Output each record in full, exactly as it stands.
(Data for this exercise begins)
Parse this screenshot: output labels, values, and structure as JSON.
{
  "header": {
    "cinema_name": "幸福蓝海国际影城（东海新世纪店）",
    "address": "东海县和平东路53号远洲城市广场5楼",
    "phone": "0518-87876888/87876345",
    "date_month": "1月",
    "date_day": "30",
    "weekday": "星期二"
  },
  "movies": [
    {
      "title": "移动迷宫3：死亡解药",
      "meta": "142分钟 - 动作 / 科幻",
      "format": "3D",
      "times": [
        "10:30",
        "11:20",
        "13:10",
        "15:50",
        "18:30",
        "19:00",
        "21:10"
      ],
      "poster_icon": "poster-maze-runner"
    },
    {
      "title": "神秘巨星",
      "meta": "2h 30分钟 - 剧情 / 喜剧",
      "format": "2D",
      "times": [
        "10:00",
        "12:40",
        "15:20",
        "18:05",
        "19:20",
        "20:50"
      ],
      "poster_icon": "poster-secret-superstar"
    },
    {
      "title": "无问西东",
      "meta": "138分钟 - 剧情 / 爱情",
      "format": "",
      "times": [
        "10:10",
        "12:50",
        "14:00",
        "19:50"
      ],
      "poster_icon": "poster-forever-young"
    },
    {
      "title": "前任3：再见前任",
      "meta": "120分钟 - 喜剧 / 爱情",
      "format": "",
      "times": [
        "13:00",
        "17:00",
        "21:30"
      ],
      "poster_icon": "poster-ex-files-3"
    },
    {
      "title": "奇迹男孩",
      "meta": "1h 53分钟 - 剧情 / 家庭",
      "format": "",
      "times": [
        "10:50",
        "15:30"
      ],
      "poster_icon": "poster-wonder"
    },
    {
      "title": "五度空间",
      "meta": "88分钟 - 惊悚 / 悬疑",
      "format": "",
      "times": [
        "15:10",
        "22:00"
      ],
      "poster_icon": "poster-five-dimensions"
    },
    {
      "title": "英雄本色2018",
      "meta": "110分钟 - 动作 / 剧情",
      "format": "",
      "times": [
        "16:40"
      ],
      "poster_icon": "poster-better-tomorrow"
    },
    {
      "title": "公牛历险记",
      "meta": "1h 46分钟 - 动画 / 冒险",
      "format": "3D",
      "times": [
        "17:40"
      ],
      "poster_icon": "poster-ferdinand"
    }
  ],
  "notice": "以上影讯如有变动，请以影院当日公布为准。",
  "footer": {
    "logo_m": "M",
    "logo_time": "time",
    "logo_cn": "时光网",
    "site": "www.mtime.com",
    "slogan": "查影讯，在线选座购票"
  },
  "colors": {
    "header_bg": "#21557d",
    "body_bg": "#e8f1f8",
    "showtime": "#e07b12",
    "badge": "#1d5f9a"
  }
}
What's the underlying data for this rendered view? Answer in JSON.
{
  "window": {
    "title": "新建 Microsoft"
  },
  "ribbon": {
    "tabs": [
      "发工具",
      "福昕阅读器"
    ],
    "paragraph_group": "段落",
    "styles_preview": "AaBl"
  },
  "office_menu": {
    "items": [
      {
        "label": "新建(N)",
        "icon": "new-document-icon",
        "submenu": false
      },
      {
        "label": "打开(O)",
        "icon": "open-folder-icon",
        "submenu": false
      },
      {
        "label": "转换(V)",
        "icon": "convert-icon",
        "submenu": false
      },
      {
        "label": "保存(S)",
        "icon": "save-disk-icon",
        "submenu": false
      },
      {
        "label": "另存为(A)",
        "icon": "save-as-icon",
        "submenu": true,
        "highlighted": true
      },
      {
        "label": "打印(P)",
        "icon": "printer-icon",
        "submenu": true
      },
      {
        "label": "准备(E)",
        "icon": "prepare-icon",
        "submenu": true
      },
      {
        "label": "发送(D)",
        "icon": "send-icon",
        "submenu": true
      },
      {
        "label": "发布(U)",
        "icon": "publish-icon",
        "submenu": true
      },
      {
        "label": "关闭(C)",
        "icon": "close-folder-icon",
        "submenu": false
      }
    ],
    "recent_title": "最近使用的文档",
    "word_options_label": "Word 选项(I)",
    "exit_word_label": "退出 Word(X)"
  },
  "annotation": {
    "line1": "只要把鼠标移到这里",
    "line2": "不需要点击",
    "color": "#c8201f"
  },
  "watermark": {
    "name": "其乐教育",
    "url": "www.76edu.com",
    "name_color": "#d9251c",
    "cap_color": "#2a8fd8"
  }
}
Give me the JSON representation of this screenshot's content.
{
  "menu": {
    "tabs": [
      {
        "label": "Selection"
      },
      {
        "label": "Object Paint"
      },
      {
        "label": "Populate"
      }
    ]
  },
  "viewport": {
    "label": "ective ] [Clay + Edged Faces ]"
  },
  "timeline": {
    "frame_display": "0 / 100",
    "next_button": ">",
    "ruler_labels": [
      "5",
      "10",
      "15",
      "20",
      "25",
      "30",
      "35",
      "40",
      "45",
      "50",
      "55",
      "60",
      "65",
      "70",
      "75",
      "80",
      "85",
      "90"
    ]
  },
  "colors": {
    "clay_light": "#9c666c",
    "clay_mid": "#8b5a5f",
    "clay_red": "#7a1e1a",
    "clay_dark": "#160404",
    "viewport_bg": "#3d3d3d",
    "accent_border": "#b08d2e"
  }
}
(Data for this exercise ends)
Response box -
Parse this screenshot: output labels, values, and structure as JSON.
{
  "header": {
    "cinema_name": "幸福蓝海国际影城（东海新世纪店）",
    "address": "东海县和平东路53号远洲城市广场5楼",
    "phone": "0518-87876888/87876345",
    "date_month": "1月",
    "date_day": "30",
    "weekday": "星期二"
  },
  "movies": [
    {
      "title": "移动迷宫3：死亡解药",
      "meta": "142分钟 - 动作 / 科幻",
      "format": "3D",
      "times": [
        "10:30",
        "11:20",
        "13:10",
        "15:50",
        "18:30",
        "19:00",
        "21:10"
      ],
      "poster_icon": "poster-maze-runner"
    },
    {
      "title": "神秘巨星",
      "meta": "2h 30分钟 - 剧情 / 喜剧",
      "format": "2D",
      "times": [
        "10:00",
        "12:40",
        "15:20",
        "18:05",
        "19:20",
        "20:50"
      ],
      "poster_icon": "poster-secret-superstar"
    },
    {
      "title": "无问西东",
      "meta": "138分钟 - 剧情 / 爱情",
      "format": "",
      "times": [
        "10:10",
        "12:50",
        "14:00",
        "19:50"
      ],
      "poster_icon": "poster-forever-young"
    },
    {
      "title": "前任3：再见前任",
      "meta": "120分钟 - 喜剧 / 爱情",
      "format": "",
      "times": [
        "13:00",
        "17:00",
        "21:30"
      ],
      "poster_icon": "poster-ex-files-3"
    },
    {
      "title": "奇迹男孩",
      "meta": "1h 53分钟 - 剧情 / 家庭",
      "format": "",
      "times": [
        "10:50",
        "15:30"
      ],
      "poster_icon": "poster-wonder"
    },
    {
      "title": "五度空间",
      "meta": "88分钟 - 惊悚 / 悬疑",
      "format": "",
      "times": [
        "15:10",
        "22:00"
      ],
      "poster_icon": "poster-five-dimensions"
    },
    {
      "title": "英雄本色2018",
      "meta": "110分钟 - 动作 / 剧情",
      "format": "",
      "times": [
        "16:40"
      ],
      "poster_icon": "poster-better-tomorrow"
    },
    {
      "title": "公牛历险记",
      "meta": "1h 46分钟 - 动画 / 冒险",
      "format": "3D",
      "times": [
        "17:40"
      ],
      "poster_icon": "poster-ferdinand"
    }
  ],
  "notice": "以上影讯如有变动，请以影院当日公布为准。",
  "footer": {
    "logo_m": "M",
    "logo_time": "time",
    "logo_cn": "时光网",
    "site": "www.mtime.com",
    "slogan": "查影讯，在线选座购票"
  },
  "colors": {
    "header_bg": "#21557d",
    "body_bg": "#e8f1f8",
    "showtime": "#e07b12",
    "badge": "#1d5f9a"
  }
}
What's the underlying data for this rendered view? Answer in JSON.
{
  "window": {
    "title": "新建 Microsoft"
  },
  "ribbon": {
    "tabs": [
      "发工具",
      "福昕阅读器"
    ],
    "paragraph_group": "段落",
    "styles_preview": "AaBl"
  },
  "office_menu": {
    "items": [
      {
        "label": "新建(N)",
        "icon": "new-document-icon",
        "submenu": false
      },
      {
        "label": "打开(O)",
        "icon": "open-folder-icon",
        "submenu": false
      },
      {
        "label": "转换(V)",
        "icon": "convert-icon",
        "submenu": false
      },
      {
        "label": "保存(S)",
        "icon": "save-disk-icon",
        "submenu": false
      },
      {
        "label": "另存为(A)",
        "icon": "save-as-icon",
        "submenu": true,
        "highlighted": true
      },
      {
        "label": "打印(P)",
        "icon": "printer-icon",
        "submenu": true
      },
      {
        "label": "准备(E)",
        "icon": "prepare-icon",
        "submenu": true
      },
      {
        "label": "发送(D)",
        "icon": "send-icon",
        "submenu": true
      },
      {
        "label": "发布(U)",
        "icon": "publish-icon",
        "submenu": true
      },
      {
        "label": "关闭(C)",
        "icon": "close-folder-icon",
        "submenu": false
      }
    ],
    "recent_title": "最近使用的文档",
    "word_options_label": "Word 选项(I)",
    "exit_word_label": "退出 Word(X)"
  },
  "annotation": {
    "line1": "只要把鼠标移到这里",
    "line2": "不需要点击",
    "color": "#c8201f"
  },
  "watermark": {
    "name": "其乐教育",
    "url": "www.76edu.com",
    "name_color": "#d9251c",
    "cap_color": "#2a8fd8"
  }
}
Give me the JSON representation of this screenshot's content.
{
  "menu": {
    "tabs": [
      {
        "label": "Selection"
      },
      {
        "label": "Object Paint"
      },
      {
        "label": "Populate"
      }
    ]
  },
  "viewport": {
    "label": "ective ] [Clay + Edged Faces ]"
  },
  "timeline": {
    "frame_display": "0 / 100",
    "next_button": ">",
    "ruler_labels": [
      "5",
      "10",
      "15",
      "20",
      "25",
      "30",
      "35",
      "40",
      "45",
      "50",
      "55",
      "60",
      "65",
      "70",
      "75",
      "80",
      "85",
      "90"
    ]
  },
  "colors": {
    "clay_light": "#9c666c",
    "clay_mid": "#8b5a5f",
    "clay_red": "#7a1e1a",
    "clay_dark": "#160404",
    "viewport_bg": "#3d3d3d",
    "accent_border": "#b08d2e"
  }
}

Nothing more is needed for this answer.